Where a line holds the word "Size", copy that line from the data below.

→ **GIVEN DATA**:
================================
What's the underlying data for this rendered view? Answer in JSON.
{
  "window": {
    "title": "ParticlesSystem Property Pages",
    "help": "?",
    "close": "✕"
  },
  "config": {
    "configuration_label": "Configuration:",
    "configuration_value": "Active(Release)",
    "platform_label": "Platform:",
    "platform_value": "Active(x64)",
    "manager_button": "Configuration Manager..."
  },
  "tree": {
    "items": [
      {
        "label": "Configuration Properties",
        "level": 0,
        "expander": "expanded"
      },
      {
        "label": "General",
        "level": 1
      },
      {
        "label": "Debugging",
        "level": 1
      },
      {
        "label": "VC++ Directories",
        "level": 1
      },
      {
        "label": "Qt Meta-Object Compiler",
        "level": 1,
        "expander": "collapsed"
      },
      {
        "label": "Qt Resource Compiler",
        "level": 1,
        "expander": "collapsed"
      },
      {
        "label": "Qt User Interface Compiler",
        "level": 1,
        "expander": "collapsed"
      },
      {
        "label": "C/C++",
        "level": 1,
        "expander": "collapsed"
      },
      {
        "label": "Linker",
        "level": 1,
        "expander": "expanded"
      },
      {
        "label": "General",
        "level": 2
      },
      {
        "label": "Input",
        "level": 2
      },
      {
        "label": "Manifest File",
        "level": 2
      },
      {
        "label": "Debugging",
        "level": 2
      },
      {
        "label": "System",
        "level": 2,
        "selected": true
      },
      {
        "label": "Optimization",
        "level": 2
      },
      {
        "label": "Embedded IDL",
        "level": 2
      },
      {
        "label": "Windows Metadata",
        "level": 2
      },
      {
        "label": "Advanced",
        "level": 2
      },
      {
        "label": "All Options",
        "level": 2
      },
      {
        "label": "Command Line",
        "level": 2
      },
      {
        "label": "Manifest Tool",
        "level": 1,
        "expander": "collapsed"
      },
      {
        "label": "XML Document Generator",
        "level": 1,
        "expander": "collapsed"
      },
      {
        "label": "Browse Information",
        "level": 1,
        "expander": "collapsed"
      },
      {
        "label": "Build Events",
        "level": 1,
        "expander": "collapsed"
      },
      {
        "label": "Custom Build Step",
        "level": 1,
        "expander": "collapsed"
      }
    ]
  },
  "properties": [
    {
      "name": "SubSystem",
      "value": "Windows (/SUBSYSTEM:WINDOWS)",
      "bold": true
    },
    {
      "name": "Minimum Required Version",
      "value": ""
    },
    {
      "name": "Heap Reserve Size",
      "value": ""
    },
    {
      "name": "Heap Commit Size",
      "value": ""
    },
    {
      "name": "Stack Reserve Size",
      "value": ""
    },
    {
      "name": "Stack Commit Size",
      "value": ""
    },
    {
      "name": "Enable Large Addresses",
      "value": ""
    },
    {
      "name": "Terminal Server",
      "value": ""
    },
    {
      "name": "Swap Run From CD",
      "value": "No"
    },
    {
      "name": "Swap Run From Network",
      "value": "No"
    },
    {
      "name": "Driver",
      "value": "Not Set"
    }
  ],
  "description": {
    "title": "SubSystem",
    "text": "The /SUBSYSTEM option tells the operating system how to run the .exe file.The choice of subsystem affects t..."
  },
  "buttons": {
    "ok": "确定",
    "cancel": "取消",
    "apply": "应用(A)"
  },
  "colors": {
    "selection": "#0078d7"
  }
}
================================
→ **RESPONSE**:
      "name": "Heap Reserve Size",
      "name": "Heap Commit Size",
      "name": "Stack Reserve Size",
      "name": "Stack Commit Size",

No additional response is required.